The practices found are not entirely representative of every household or individual, THANK GOODNESS! Many of them are more traditional and hypothetical than reality, but if you happen to be in Germany and see a group of men with a broom on the steps of city hall, you’ll at least know what they’re up to.
1. Canada: Nose Grease
On the Atlantic side of Canada, birthday boys and girls are sometimes "ambushed" and their noses are greased, usually with butter, to ward off bad luck. Someone who lives in Pictou said "the butter got worse as you got older. It was good luck as much as torture as I remember it." We would imagine so!
2. China: Long Noodles for Longevity
In China, some families celebrate a person’s birthday annually; others don't start celebrating until a person turns 60. Chinese birthday tradition maintains that one should symbolize their longevity by eating a plate of long noodles and slurping them in as far as possible before biting. Sounds appetizing...not!

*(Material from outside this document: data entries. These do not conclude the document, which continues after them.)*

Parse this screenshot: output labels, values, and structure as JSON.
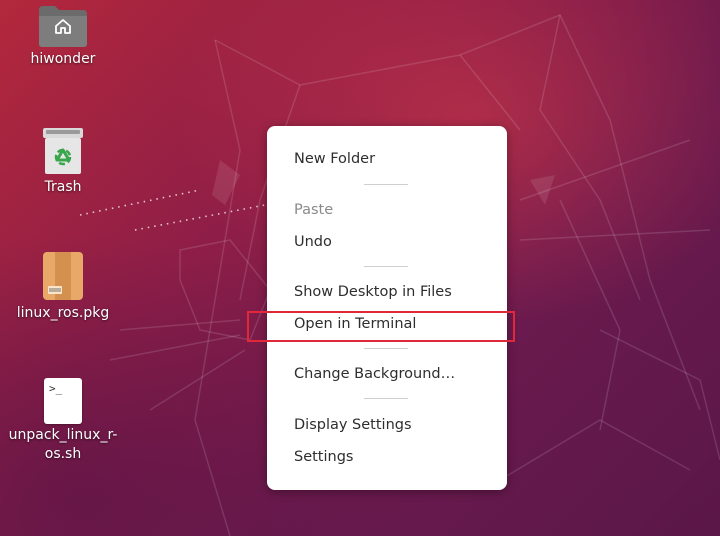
{
  "desktop": {
    "icons": [
      {
        "label": "hiwonder",
        "icon": "home-folder-icon"
      },
      {
        "label": "Trash",
        "icon": "trash-icon"
      },
      {
        "label": "linux_ros.pkg",
        "icon": "package-icon"
      },
      {
        "label": "unpack_linux_r-os.sh",
        "label_lines": [
          "unpack_linux_r-",
          "os.sh"
        ],
        "icon": "script-file-icon",
        "glyph_text": ">_"
      }
    ]
  },
  "context_menu": {
    "items": {
      "new_folder": "New Folder",
      "paste": "Paste",
      "undo": "Undo",
      "show_desktop": "Show Desktop in Files",
      "open_terminal": "Open in Terminal",
      "change_background": "Change Background…",
      "display_settings": "Display Settings",
      "settings": "Settings"
    },
    "highlighted_item": "Open in Terminal",
    "highlight_color": "#e0283a"
  },
  "colors": {
    "wallpaper_top": "#b3283c",
    "wallpaper_bottom": "#5a1748",
    "menu_bg": "#ffffff"
  }
}
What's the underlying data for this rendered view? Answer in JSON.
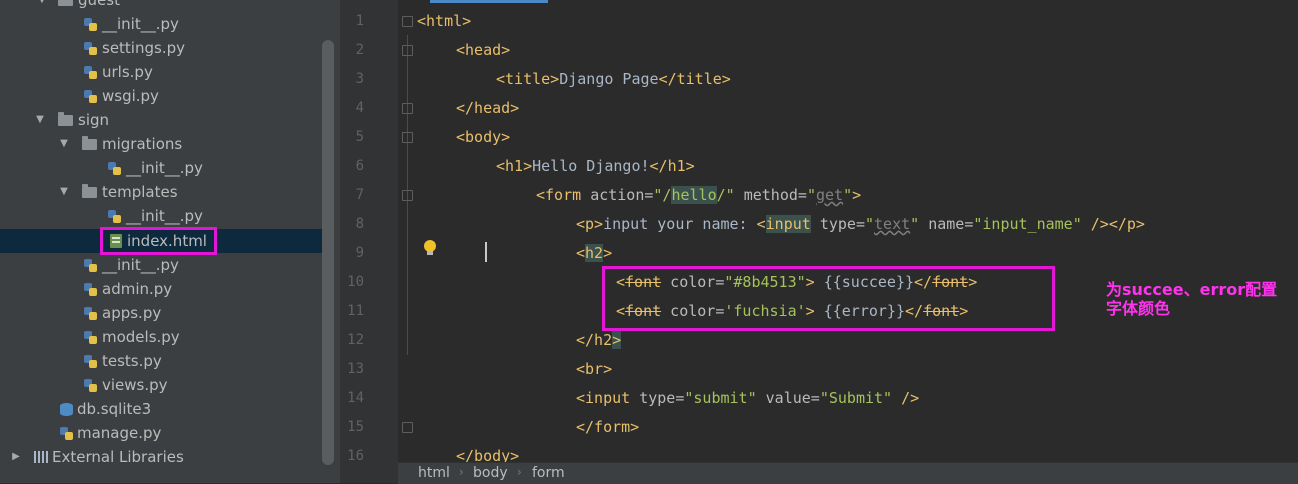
{
  "project_tree": {
    "items": [
      {
        "label": "guest",
        "type": "folder"
      },
      {
        "label": "__init__.py",
        "type": "py"
      },
      {
        "label": "settings.py",
        "type": "py"
      },
      {
        "label": "urls.py",
        "type": "py"
      },
      {
        "label": "wsgi.py",
        "type": "py"
      },
      {
        "label": "sign",
        "type": "folder"
      },
      {
        "label": "migrations",
        "type": "folder"
      },
      {
        "label": "__init__.py",
        "type": "py"
      },
      {
        "label": "templates",
        "type": "folder"
      },
      {
        "label": "__init__.py",
        "type": "py"
      },
      {
        "label": "index.html",
        "type": "html",
        "selected": true
      },
      {
        "label": "__init__.py",
        "type": "py"
      },
      {
        "label": "admin.py",
        "type": "py"
      },
      {
        "label": "apps.py",
        "type": "py"
      },
      {
        "label": "models.py",
        "type": "py"
      },
      {
        "label": "tests.py",
        "type": "py"
      },
      {
        "label": "views.py",
        "type": "py"
      },
      {
        "label": "db.sqlite3",
        "type": "db"
      },
      {
        "label": "manage.py",
        "type": "py"
      },
      {
        "label": "External Libraries",
        "type": "lib"
      }
    ]
  },
  "editor": {
    "line_numbers": [
      "1",
      "2",
      "3",
      "4",
      "5",
      "6",
      "7",
      "8",
      "9",
      "10",
      "11",
      "12",
      "13",
      "14",
      "15",
      "16"
    ],
    "lines": {
      "l1": [
        "<html>"
      ],
      "l2": [
        "<head>"
      ],
      "l3": [
        "<title>",
        "Django Page",
        "</title>"
      ],
      "l4": [
        "</head>"
      ],
      "l5": [
        "<body>"
      ],
      "l6": [
        "<h1>",
        "Hello Django!",
        "</h1>"
      ],
      "l7": [
        "<form ",
        "action=",
        "\"/",
        "hello",
        "/\"",
        " method=",
        "\"",
        "get",
        "\"",
        ">"
      ],
      "l8": [
        "<p>",
        "input your name: ",
        "<",
        "input",
        " type=",
        "\"",
        "text",
        "\"",
        " name=",
        "\"input_name\"",
        " />",
        "</p>"
      ],
      "l9": [
        "<",
        "h2",
        ">"
      ],
      "l10": [
        "<",
        "font",
        " color=",
        "\"#8b4513\"",
        ">",
        " {{succee}}",
        "</",
        "font",
        ">"
      ],
      "l11": [
        "<",
        "font",
        " color=",
        "'fuchsia'",
        ">",
        " {{error}}",
        "</",
        "font",
        ">"
      ],
      "l12": [
        "</h2",
        ">"
      ],
      "l13": [
        "<br>"
      ],
      "l14": [
        "<input ",
        "type=",
        "\"submit\"",
        " value=",
        "\"Submit\"",
        " />"
      ],
      "l15": [
        "</form>"
      ],
      "l16": [
        "</body>"
      ]
    }
  },
  "annotation": {
    "note_line1": "为succee、error配置",
    "note_line2": "字体颜色",
    "color": "#ff33ee"
  },
  "breadcrumb": [
    "html",
    "body",
    "form"
  ]
}
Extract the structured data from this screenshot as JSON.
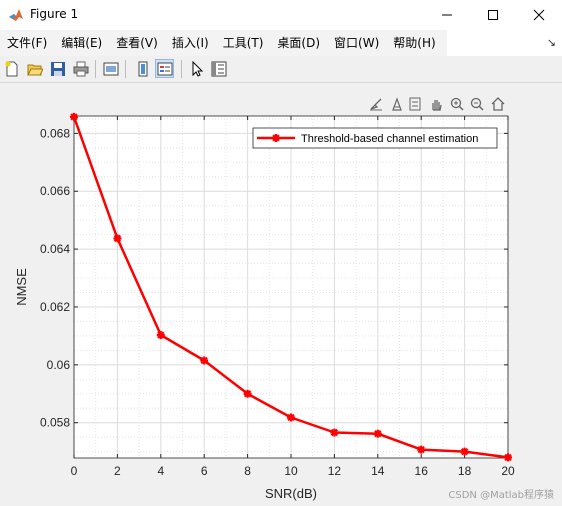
{
  "window": {
    "title": "Figure 1",
    "minimize_icon": "minimize-icon",
    "maximize_icon": "maximize-icon",
    "close_icon": "close-icon"
  },
  "menu": {
    "items": [
      "文件(F)",
      "编辑(E)",
      "查看(V)",
      "插入(I)",
      "工具(T)",
      "桌面(D)",
      "窗口(W)",
      "帮助(H)"
    ]
  },
  "toolbar": {
    "icons": [
      "new-figure-icon",
      "open-file-icon",
      "save-icon",
      "print-icon",
      "link-plot-icon",
      "colorbar-icon",
      "legend-icon",
      "pointer-icon",
      "property-inspector-icon"
    ]
  },
  "axes_toolbar": {
    "icons": [
      "brush-icon",
      "data-tips-icon",
      "rotate-icon",
      "pan-icon",
      "zoom-in-icon",
      "zoom-out-icon",
      "home-icon"
    ]
  },
  "watermark": "CSDN @Matlab程序猿",
  "chart_data": {
    "type": "line",
    "xlabel": "SNR(dB)",
    "ylabel": "NMSE",
    "xlim": [
      0,
      20
    ],
    "ylim": [
      0.05678,
      0.0686
    ],
    "xticks": [
      0,
      2,
      4,
      6,
      8,
      10,
      12,
      14,
      16,
      18,
      20
    ],
    "yticks": [
      0.058,
      0.06,
      0.062,
      0.064,
      0.066,
      0.068
    ],
    "ytick_labels": [
      "0.058",
      "0.06",
      "0.062",
      "0.064",
      "0.066",
      "0.068"
    ],
    "grid": true,
    "minor_grid": true,
    "legend_placement": "top-right",
    "series": [
      {
        "name": "Threshold-based channel estimation",
        "color": "#ff0000",
        "marker": "asterisk",
        "x": [
          0,
          2,
          4,
          6,
          8,
          10,
          12,
          14,
          16,
          18,
          20
        ],
        "y": [
          0.06857,
          0.06437,
          0.06103,
          0.06015,
          0.059,
          0.05818,
          0.05766,
          0.05762,
          0.05707,
          0.057,
          0.0568
        ]
      }
    ]
  }
}
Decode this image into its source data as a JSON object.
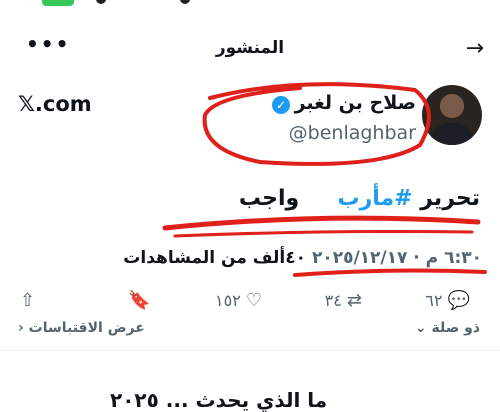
{
  "header": {
    "title": "المنشور",
    "back_icon": "→",
    "more_icon": "•••"
  },
  "author": {
    "display_name": "صلاح بن لغبر",
    "handle": "@benlaghbar",
    "verified_icon": "✓",
    "site": "𝕏.com"
  },
  "tweet": {
    "word1": "تحرير",
    "hashtag": "#مأرب",
    "word2": "واجب"
  },
  "meta": {
    "datetime": "٦:٣٠ م · ٢٠٢٥/١٢/١٧",
    "views_count": "٤٠ألف",
    "views_label": "من المشاهدات"
  },
  "actions": {
    "reply_count": "٦٢",
    "retweet_count": "٣٤",
    "like_count": "١٥٢",
    "reply_icon": "💬",
    "retweet_icon": "⇄",
    "like_icon": "♡",
    "bookmark_icon": "🔖",
    "share_icon": "⇧"
  },
  "footer": {
    "reply_to_label": "ذو صلة",
    "quotes_label": "عرض الاقتباسات",
    "peek_text": "ما الذي يحدث ... ٢٠٢٥"
  },
  "colors": {
    "accent": "#1d9bf0",
    "annotation": "#e0201b",
    "muted": "#536471"
  }
}
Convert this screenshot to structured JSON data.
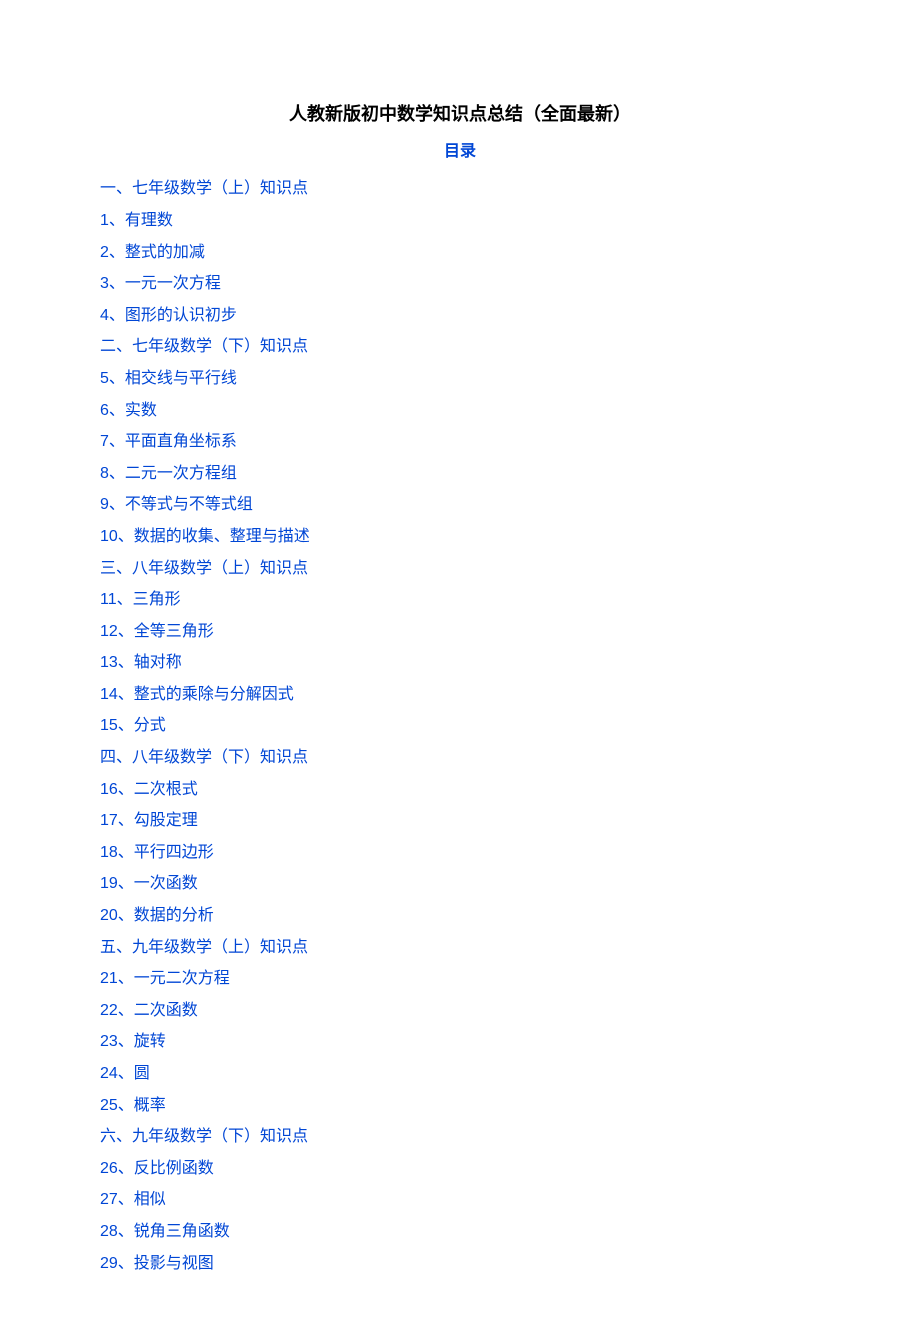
{
  "title": "人教新版初中数学知识点总结（全面最新）",
  "toc_heading": "目录",
  "toc_items": [
    "一、七年级数学（上）知识点",
    "1、有理数",
    "2、整式的加减",
    "3、一元一次方程",
    "4、图形的认识初步",
    "二、七年级数学（下）知识点",
    "5、相交线与平行线",
    "6、实数",
    "7、平面直角坐标系",
    "8、二元一次方程组",
    "9、不等式与不等式组",
    "10、数据的收集、整理与描述",
    "三、八年级数学（上）知识点",
    "11、三角形",
    "12、全等三角形",
    "13、轴对称",
    "14、整式的乘除与分解因式",
    "15、分式",
    "四、八年级数学（下）知识点",
    "16、二次根式",
    "17、勾股定理",
    "18、平行四边形",
    "19、一次函数",
    "20、数据的分析",
    "五、九年级数学（上）知识点",
    "21、一元二次方程",
    "22、二次函数",
    "23、旋转",
    "24、圆",
    "25、概率",
    "六、九年级数学（下）知识点",
    "26、反比例函数",
    "27、相似",
    "28、锐角三角函数",
    "29、投影与视图"
  ]
}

3. Germany: Sweeping the Streets of City Hall
When single men in Germany turn 30, an old tradition is for them to sweep the steps of their local city hall as their friends toss rubble onto them. The "ordeal", meant to embarrass, is supposed to carry on until the birthday boy is able to plant one on a passing woman. You buy drinks for your friends on your birthday, unlike in Canada, where it is the other way around.
4. Ireland: Hit the Deck
Think the Irish had a few when coming up with this one? :) A child is held upside down and "bumped" on the floor once for every year of their age plus one for good luck. We’re guessing lawyers would have something to say about this in Canada. Geez!
5. Jamaica: Modern Day Antiquing
Jamaicans think dousing their friends with flour is fun. Regardless of age, tradition calls for the birthday boy or girl to be “antiqued,” or coated with flour, by friends and family, either at an organized party or as part of an ambush.
6. Mexico: The Birthday Piñata
Mexicans sure know how to have a good time, and it’s no surprise that they have what is, in my opinion, the most fun tradition for children: the birthday piñata is filled with candy. Grab a blindfold and a broomstick, and let the celebration begin! I don’t know about you, but certainly I would trade my birthday cake for a piñata any day.
On the other hand, I think this birthday girl will stick with the tradition of celebrating with a fun outing, a delectable meal, a birthday cake, and being sung "Happy Birthday"!
via mental floss